But he too has learned from his mistakes as head coach of the Cleveland Browns. He treats his players a little differently and has more control over personnel, even though his media skills still lack something to be desired.
Third, Belichick doesn’t try to do everything. It’s impossible. While he has final say over all football related matters, he relies heavily on Scott Piloli, head of player personnel.
Piloli has been with Belichick for a long time and their scouting department turns up high character players who fit Belichick’s system. Their drafts under Belichick have been very good, for the most part, which is critical for building a team.
Fourth, Belichick mostly lets the players police themselves.
The veterans on the team know what it takes to win championships and the team first philosophy that permeates the organization is not just lip service. The veteran players work to make sure everyone stays on this course.
Fifth, the Patriots adroitly manage the salary cap. Unlike a lot of teams they don’t sell out by signing players to huge contracts and guaranteed money to make a one time championship run.
Doing this can hamstring a team for years as players with large signing bonuses counting against the salary cap for years, even if they are no longer productive or even on the team.
Furthermore, there is no sentimentality to their decisions.
They cut Lawyer Malloy, a mainstay at strong safety for several years and a favorite of fans, players, and coaches alike, because of a contract dispute where they felt the amount of money he wanted was not in the long-term interests of team.

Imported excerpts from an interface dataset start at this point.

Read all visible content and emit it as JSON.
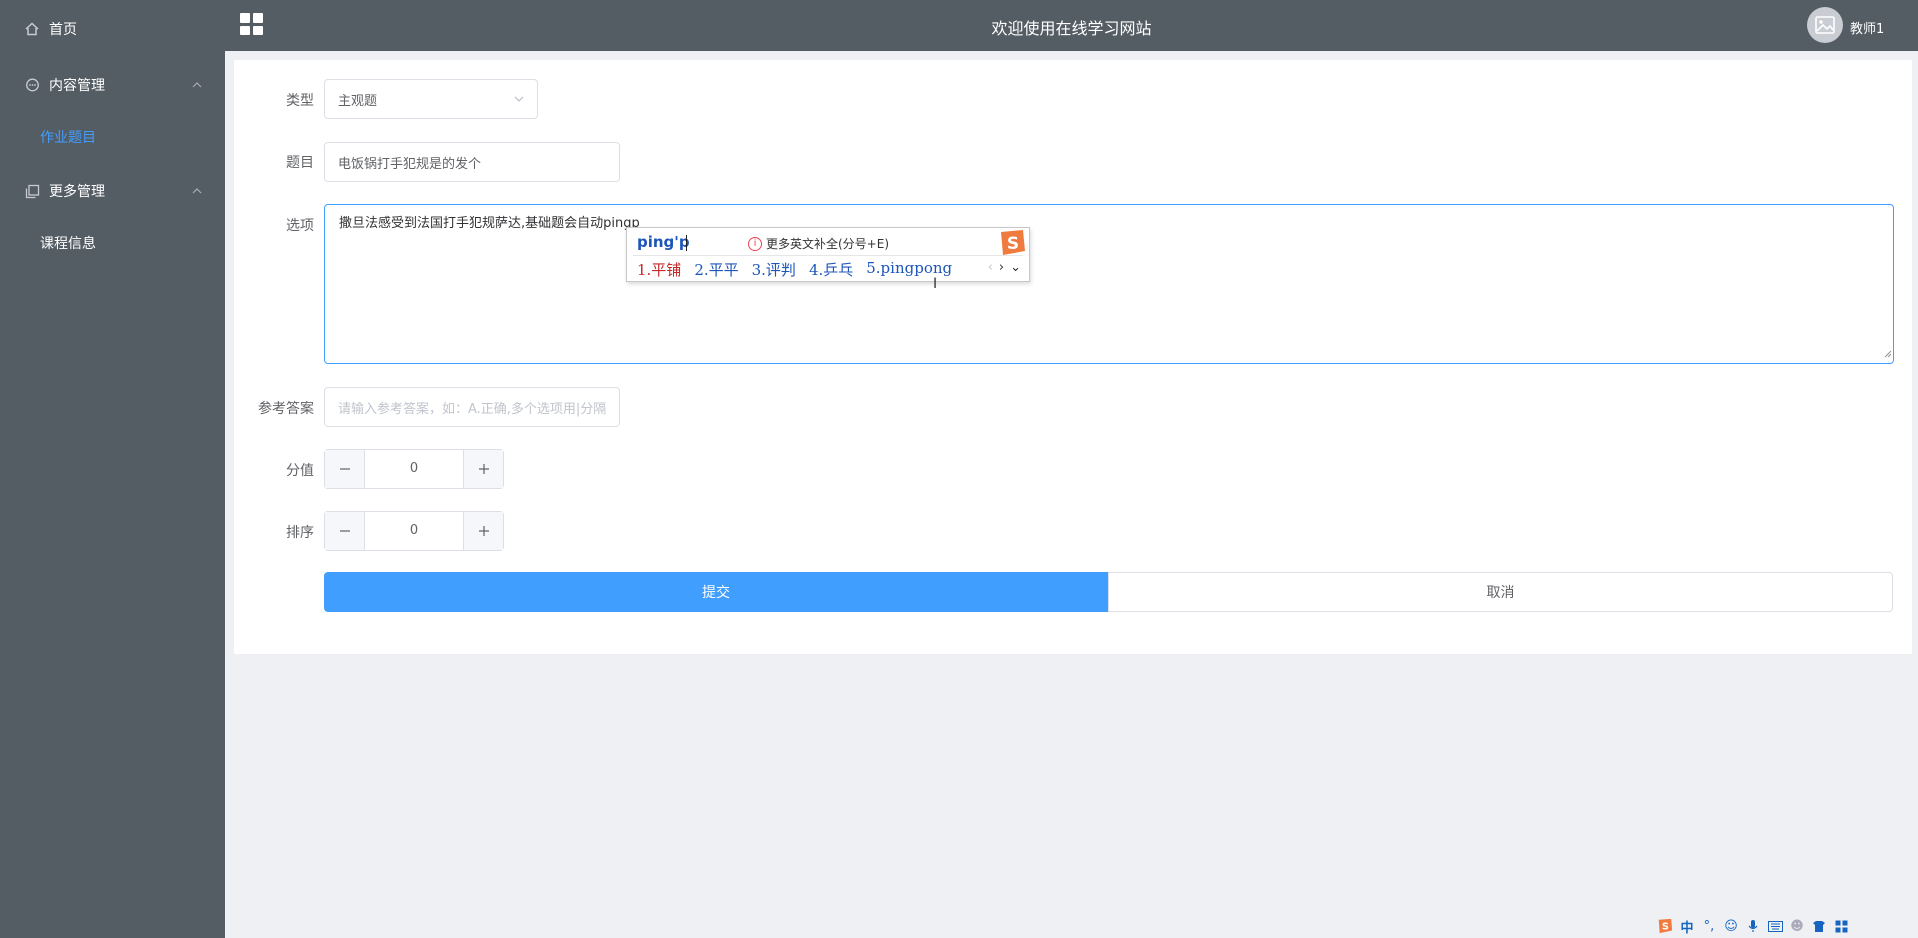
{
  "sidebar": {
    "home": "首页",
    "content_mgmt": "内容管理",
    "homework": "作业题目",
    "more_mgmt": "更多管理",
    "course_info": "课程信息"
  },
  "header": {
    "title": "欢迎使用在线学习网站",
    "user": "教师1"
  },
  "form": {
    "type_label": "类型",
    "type_value": "主观题",
    "question_label": "题目",
    "question_value": "电饭锅打手犯规是的发个",
    "options_label": "选项",
    "options_value": "撒旦法感受到法国打手犯规萨达,基础题会自动pingp",
    "answer_label": "参考答案",
    "answer_placeholder": "请输入参考答案，如：A.正确,多个选项用|分隔",
    "score_label": "分值",
    "score_value": "0",
    "order_label": "排序",
    "order_value": "0",
    "submit": "提交",
    "cancel": "取消"
  },
  "ime": {
    "composition": "ping'p",
    "hint": "更多英文补全(分号+E)",
    "candidates": [
      "1.平铺",
      "2.平平",
      "3.评判",
      "4.乒乓",
      "5.pingpong"
    ]
  },
  "tray": {
    "lang": "中",
    "punct": "°,"
  },
  "colors": {
    "sidebar_bg": "#545c64",
    "active_menu": "#409eff",
    "primary": "#409eff"
  }
}
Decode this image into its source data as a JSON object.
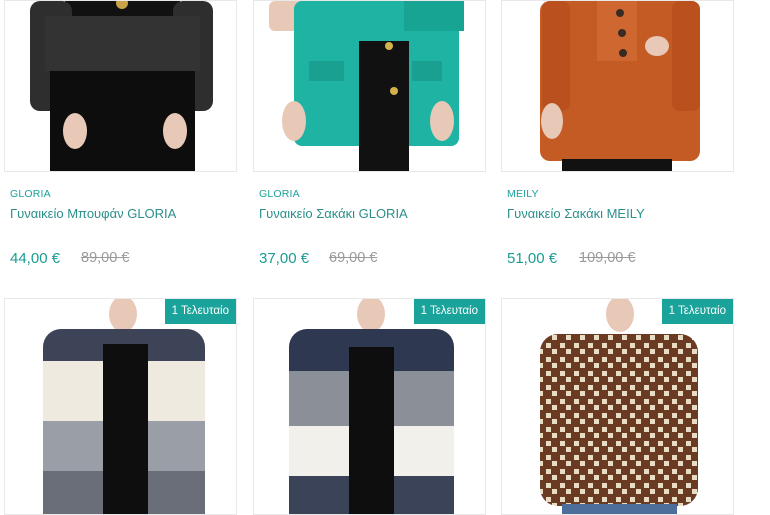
{
  "products": [
    {
      "brand": "GLORIA",
      "title": "Γυναικείο Μπουφάν GLORIA",
      "price": "44,00 €",
      "old_price": "89,00 €"
    },
    {
      "brand": "GLORIA",
      "title": "Γυναικείο Σακάκι GLORIA",
      "price": "37,00 €",
      "old_price": "69,00 €"
    },
    {
      "brand": "MEILY",
      "title": "Γυναικείο Σακάκι MEILY",
      "price": "51,00 €",
      "old_price": "109,00 €"
    },
    {
      "badge": "1 Τελευταίο"
    },
    {
      "badge": "1 Τελευταίο"
    },
    {
      "badge": "1 Τελευταίο"
    }
  ],
  "colors": {
    "accent": "#1aa39a",
    "old_price": "#9a9a9a"
  }
}
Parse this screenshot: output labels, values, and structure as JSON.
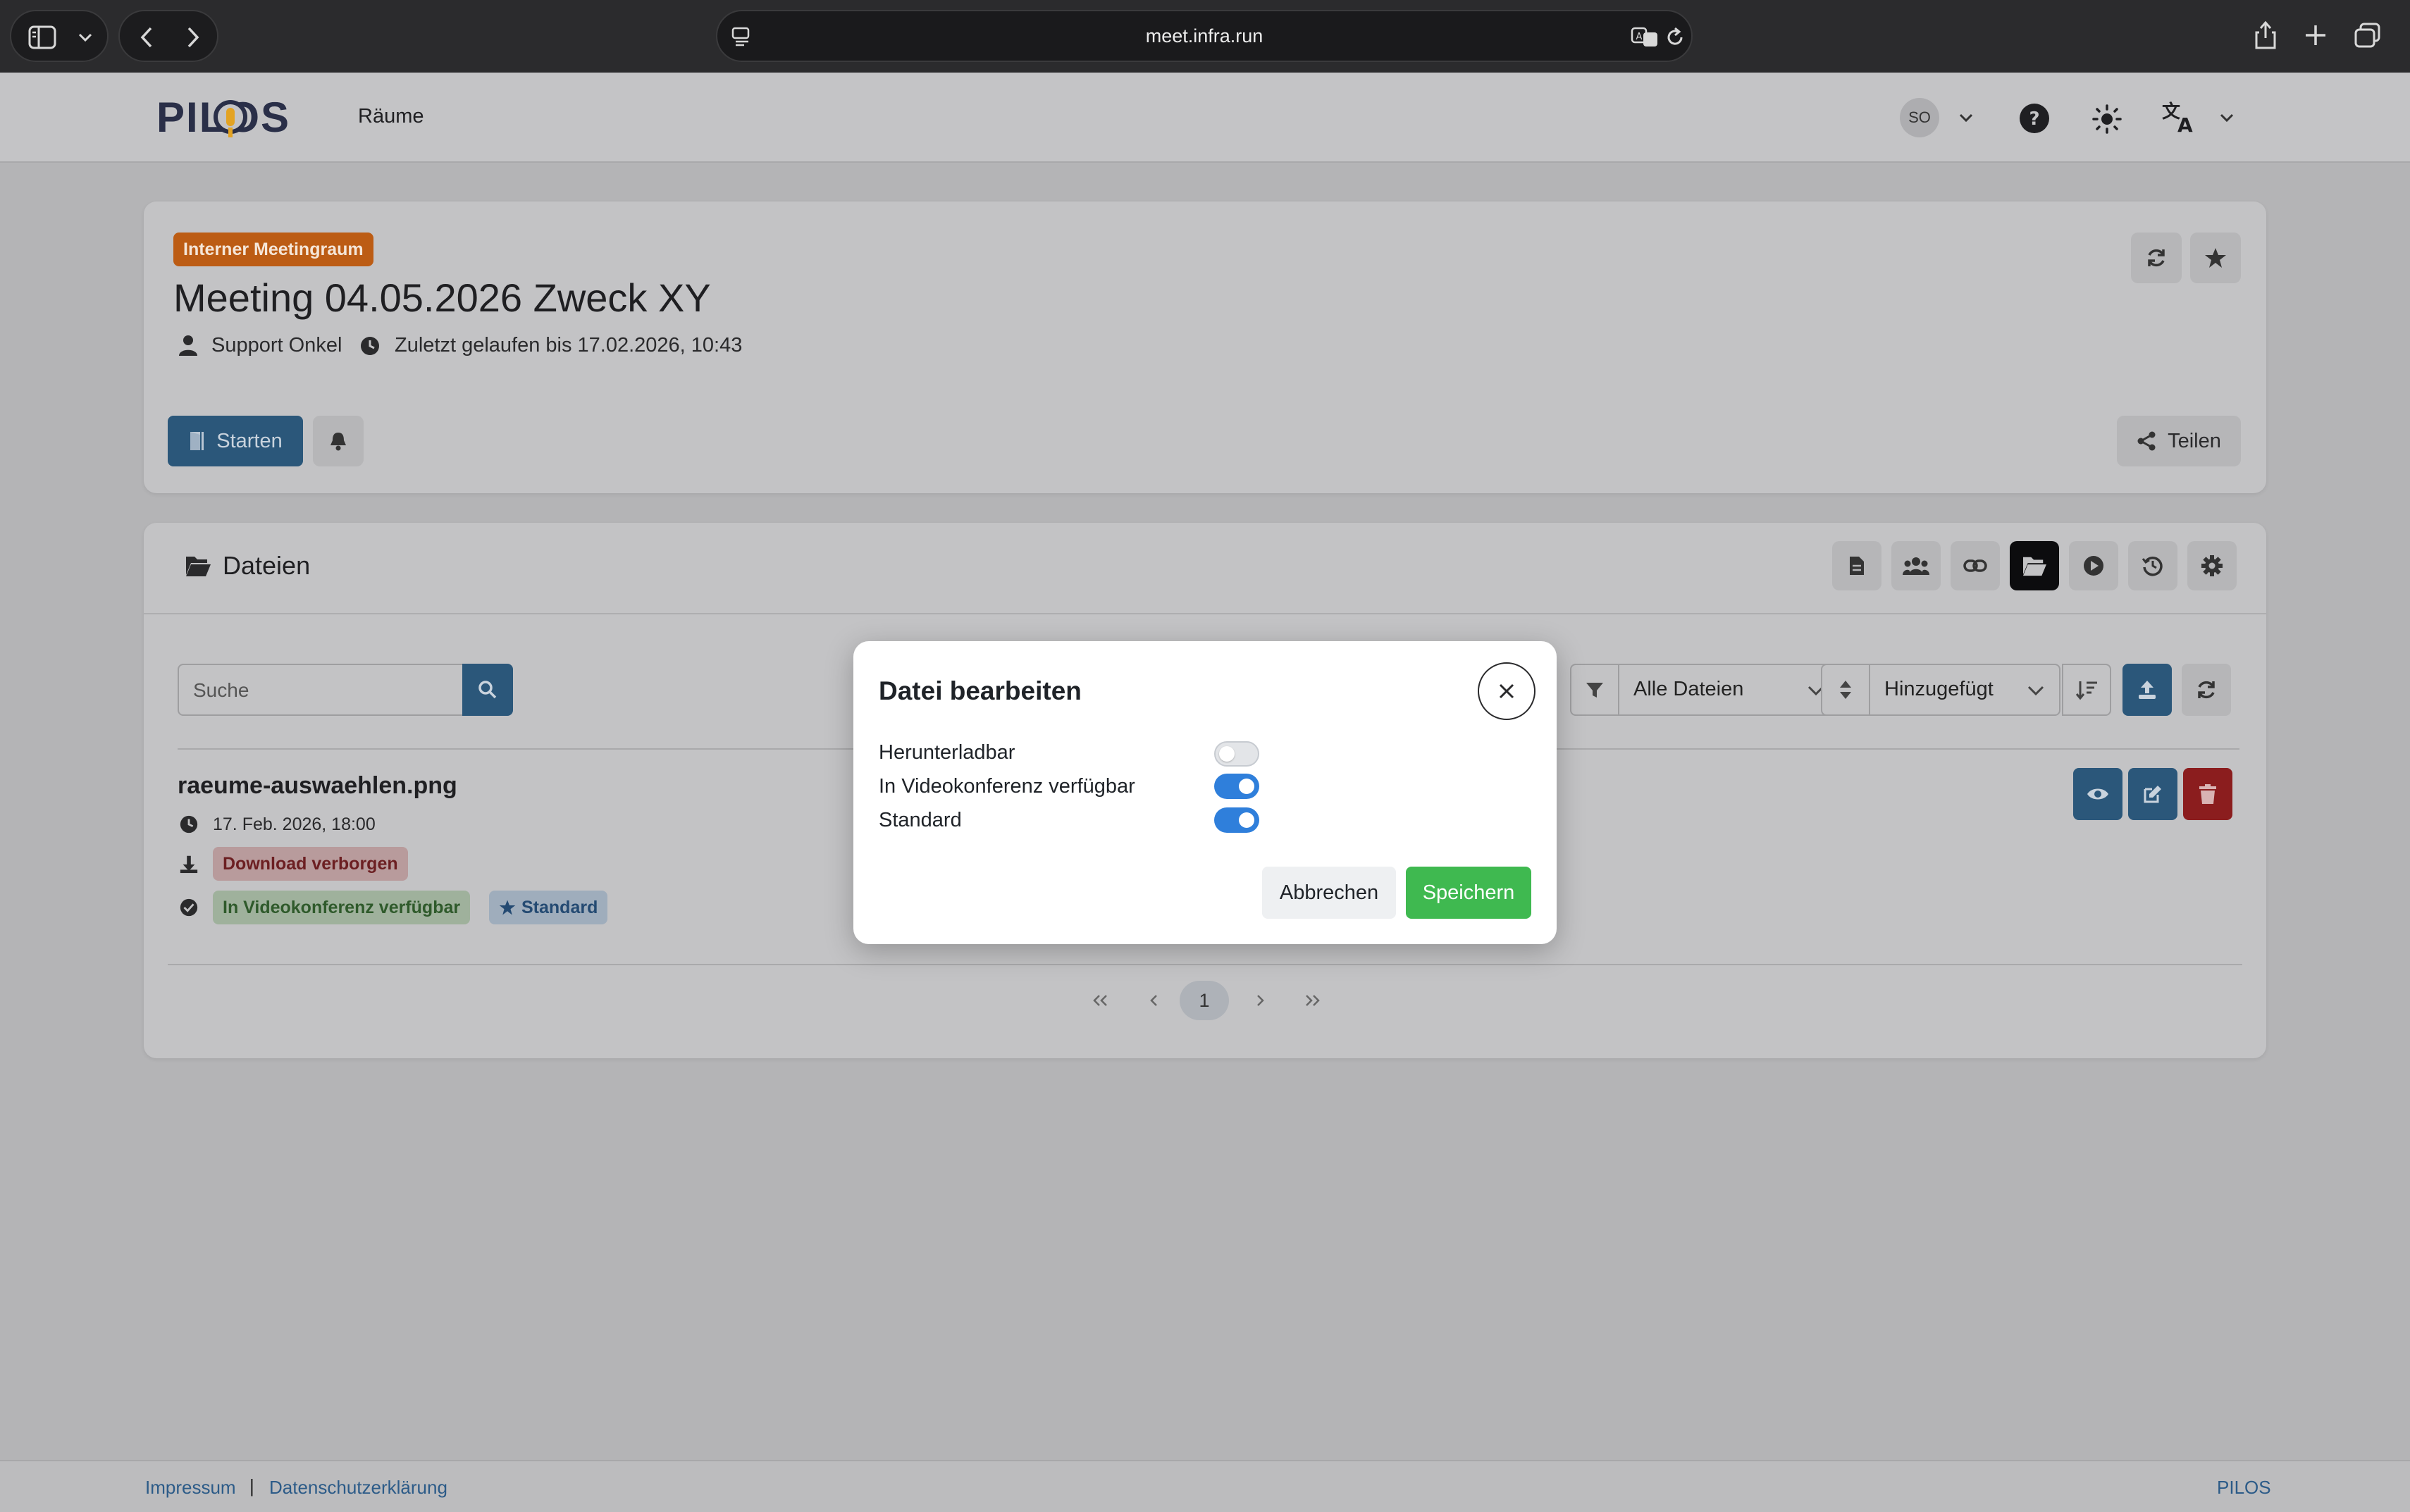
{
  "browser": {
    "url": "meet.infra.run"
  },
  "app": {
    "logo": "PILOS",
    "nav_rooms": "Räume",
    "avatar_initials": "SO"
  },
  "room": {
    "badge": "Interner Meetingraum",
    "title": "Meeting 04.05.2026 Zweck XY",
    "owner": "Support Onkel",
    "last_run": "Zuletzt gelaufen bis 17.02.2026, 10:43",
    "start_label": "Starten",
    "share_label": "Teilen"
  },
  "files": {
    "heading": "Dateien",
    "search_placeholder": "Suche",
    "filter_value": "Alle Dateien",
    "sort_value": "Hinzugefügt",
    "file": {
      "name": "raeume-auswaehlen.png",
      "date": "17. Feb. 2026, 18:00",
      "download_badge": "Download verborgen",
      "video_badge": "In Videokonferenz verfügbar",
      "default_badge": "Standard"
    },
    "pagination": {
      "current_page": "1"
    }
  },
  "modal": {
    "title": "Datei bearbeiten",
    "options": [
      {
        "label": "Herunterladbar",
        "enabled": false
      },
      {
        "label": "In Videokonferenz verfügbar",
        "enabled": true
      },
      {
        "label": "Standard",
        "enabled": true
      }
    ],
    "cancel_label": "Abbrechen",
    "save_label": "Speichern"
  },
  "footer": {
    "imprint": "Impressum",
    "separator": "|",
    "privacy": "Datenschutzerklärung",
    "brand": "PILOS"
  },
  "colors": {
    "primary": "#2f7fdb",
    "save_button": "#3fb950",
    "badge_orange": "#c5651a",
    "danger": "#c92a2a"
  }
}
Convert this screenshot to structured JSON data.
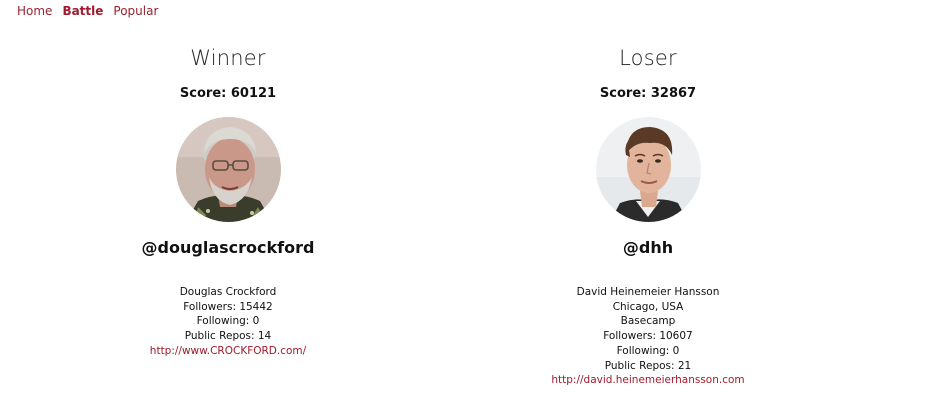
{
  "nav": {
    "home": "Home",
    "battle": "Battle",
    "popular": "Popular"
  },
  "winner": {
    "header": "Winner",
    "score": "Score: 60121",
    "username": "@douglascrockford",
    "name": "Douglas Crockford",
    "followers": "Followers: 15442",
    "following": "Following: 0",
    "repos": "Public Repos: 14",
    "blog": "http://www.CROCKFORD.com/"
  },
  "loser": {
    "header": "Loser",
    "score": "Score: 32867",
    "username": "@dhh",
    "name": "David Heinemeier Hansson",
    "location": "Chicago, USA",
    "company": "Basecamp",
    "followers": "Followers: 10607",
    "following": "Following: 0",
    "repos": "Public Repos: 21",
    "blog": "http://david.heinemeierhansson.com"
  },
  "colors": {
    "accent": "#a1192b",
    "nav_link": "#9a2230"
  }
}
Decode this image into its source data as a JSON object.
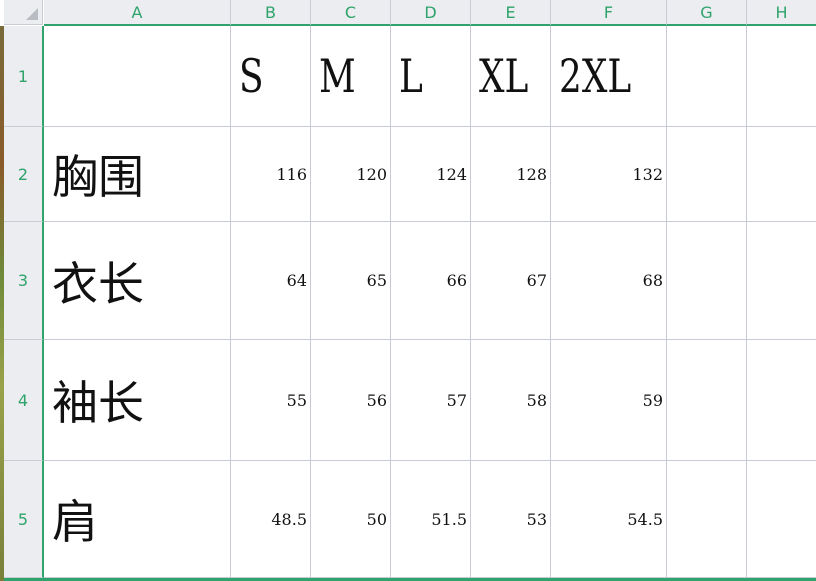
{
  "columns": [
    "A",
    "B",
    "C",
    "D",
    "E",
    "F",
    "G",
    "H"
  ],
  "rows": [
    "1",
    "2",
    "3",
    "4",
    "5"
  ],
  "sizes": [
    "S",
    "M",
    "L",
    "XL",
    "2XL"
  ],
  "measurements": [
    {
      "label": "胸围",
      "values": [
        "116",
        "120",
        "124",
        "128",
        "132"
      ]
    },
    {
      "label": "衣长",
      "values": [
        "64",
        "65",
        "66",
        "67",
        "68"
      ]
    },
    {
      "label": "袖长",
      "values": [
        "55",
        "56",
        "57",
        "58",
        "59"
      ]
    },
    {
      "label": "肩",
      "values": [
        "48.5",
        "50",
        "51.5",
        "53",
        "54.5"
      ]
    }
  ],
  "colors": {
    "accent": "#2fa36b",
    "header_bg": "#ebedf0",
    "grid": "#c8cad6"
  }
}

And finally they have Tom Brady.
Successful teams must have a decent quarterback at the helm. Brady, a sixth round draft pick, has turned out to be one of the best quarterbacks of his generation. Having mostly a solid defense and Brady at the helm of the offense has been critical to the team’s success.
Overall this book is reasonably well written and is an excellent modern day history of the New England Patriots franchise.
The first part of the book deals with pre-Kraft Patriots history. It was necessary to set up the rest of the book, but there is nothing particularly new here.
The rest of the book does a good job of laying out just why the Patriots have been successful over the past seven years.
That said this book needed a better copy editor. There are many places where conjunctions are missing, which is annoying to the reader.
In one chapter a quote by Belichick is repeated within a few paragraphs of each other. At times the author tells us something and then basically repeats the same information in different words, which is what happened with the redundant quote.
Nevertheless, this is a book that Patriots fans and football fans in general, should greatly enjoy.